|US20040099647 *||Jun 3, 2003||May 27, 2004||Nicholas Biunno||Laser trimming of resistors|
|US20050168318 *||Mar 29, 2005||Aug 4, 2005||Nicholas Biunno||Laser trimming of resistors|
|US20050179497 *||Apr 12, 2005||Aug 18, 2005||Broadcom Corporation||Layout technique for matched resistors on an integrated circuit substrate|
|US20050248409 *||May 7, 2004||Nov 10, 2005||Microchip Technology Incorporated||Selectable gain amplifier|
|US20060213882 *||Oct 19, 2005||Sep 28, 2006||Nicholas Biunno||Laser trimming of resistors|
|US20080061872 *||May 24, 2007||Mar 13, 2008||National Semiconductor Corporation||Gain Adjustment for Programmable Gain Amplifiers|
|US20080061873 *||May 24, 2007||Mar 13, 2008||National Semiconductor Corporation||Gain Adjustment for Programmable Gain Amplifiers|
|US20080157874 *||Jan 2, 2008||Jul 3, 2008||Mstar Semiconductor, Inc.||Dynamic bandwidth compensating method and associated apparatus|
|US20080252378 *||May 24, 2007||Oct 16, 2008||National Semiconductor Corporation||Gain Adjustment for Programmable Gain Amplifiers|
|US20090251215 *||Apr 7, 2008||Oct 8, 2009||National Semiconductor Corporation||Amplifier output stage with extended operating range and reduced quiescent current|

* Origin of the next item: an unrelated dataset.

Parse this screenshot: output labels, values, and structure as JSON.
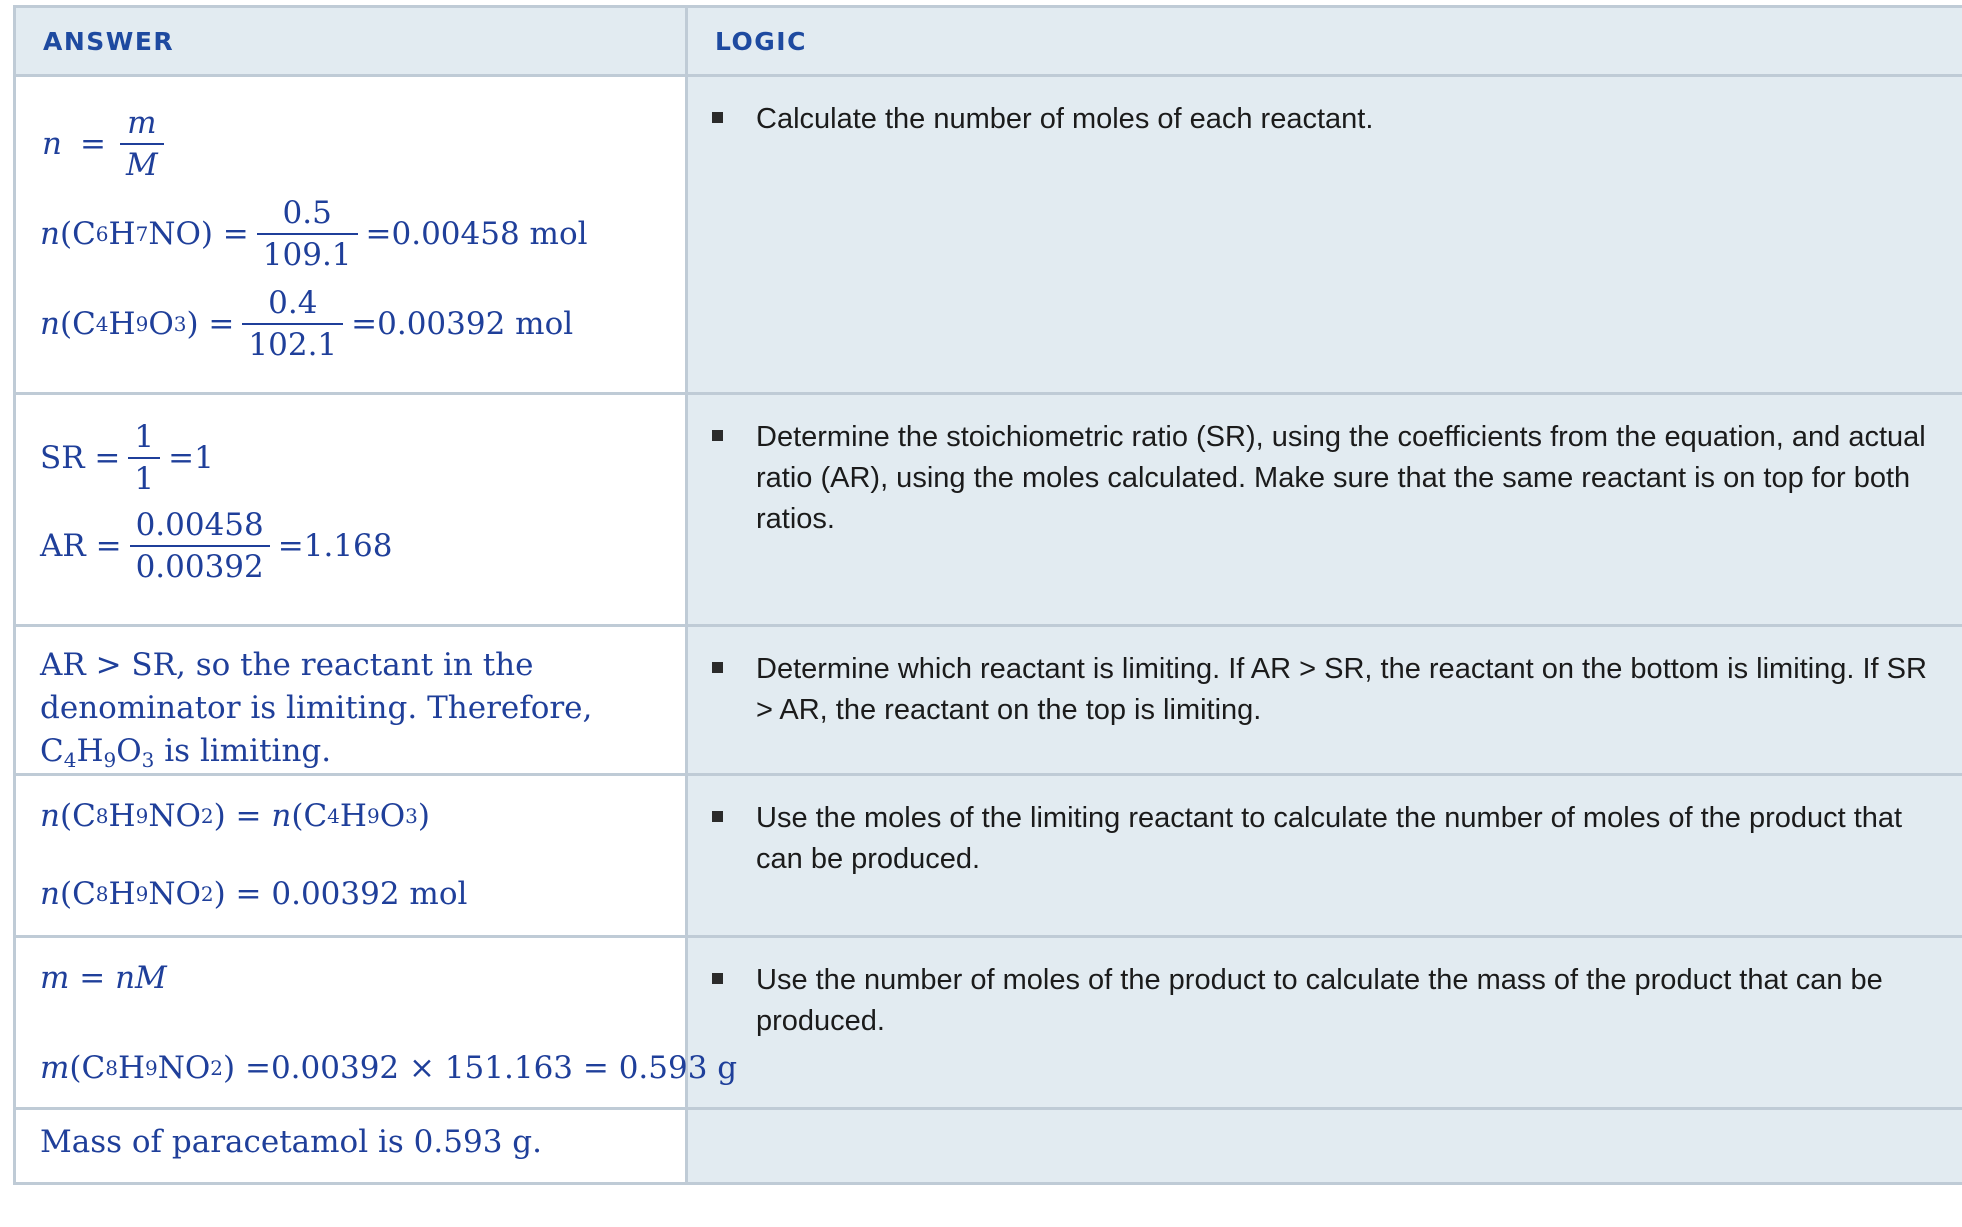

|USRE43776||Dec 30, 2008||Oct 30, 2012||Broadcom Corporation||Layout technique for matched resistors on an integrated circuit substrate|
|CN101222209B||Jan 2, 2008||Jan 26, 2011||晨星半导体股份有限公司||Dynamic bandwidth compensating method and associated apparatus|
|U.S. Classification||330/2, 330/129|
|International Classification||H03G3/12, H03G1/00|
|Feb 18, 1999||AS||Assignment|
Owner name: GAIN TECHNOLOGY CORPORATION, ARIZONA
Free format text: ASSIGNMENT OF ASSIGNORS INTEREST;ASSIGNORS:ALLEN, CHARLES M.;ST. PIERRE, ROBERT;REEL/FRAME:009792/0122;SIGNING DATES FROM 19990202 TO 19990217
Owner name: MAXIM INTEGRATED PRODUCTS, INC., CALIFORNIA
Free format text: ASSIGNMENT OF ASSIGNORS INTEREST;ASSIGNORS:ALLEN, CHARLES M.;ST. PIERRE, ROBERT;REEL/FRAME:009792/0122;SIGNING DATES FROM 19990202 TO 19990217
|Aug 1, 2003||FPAY||Fee payment|
Year of fee payment: 4
|Aug 13, 2007||REMI||Maintenance fee reminder mailed|
|Feb 1, 2008||LAPS||Lapse for failure to pay maintenance fees|
|Mar 25, 2008||FP||Expired due to failure to pay maintenance fee|
Effective date: 20080201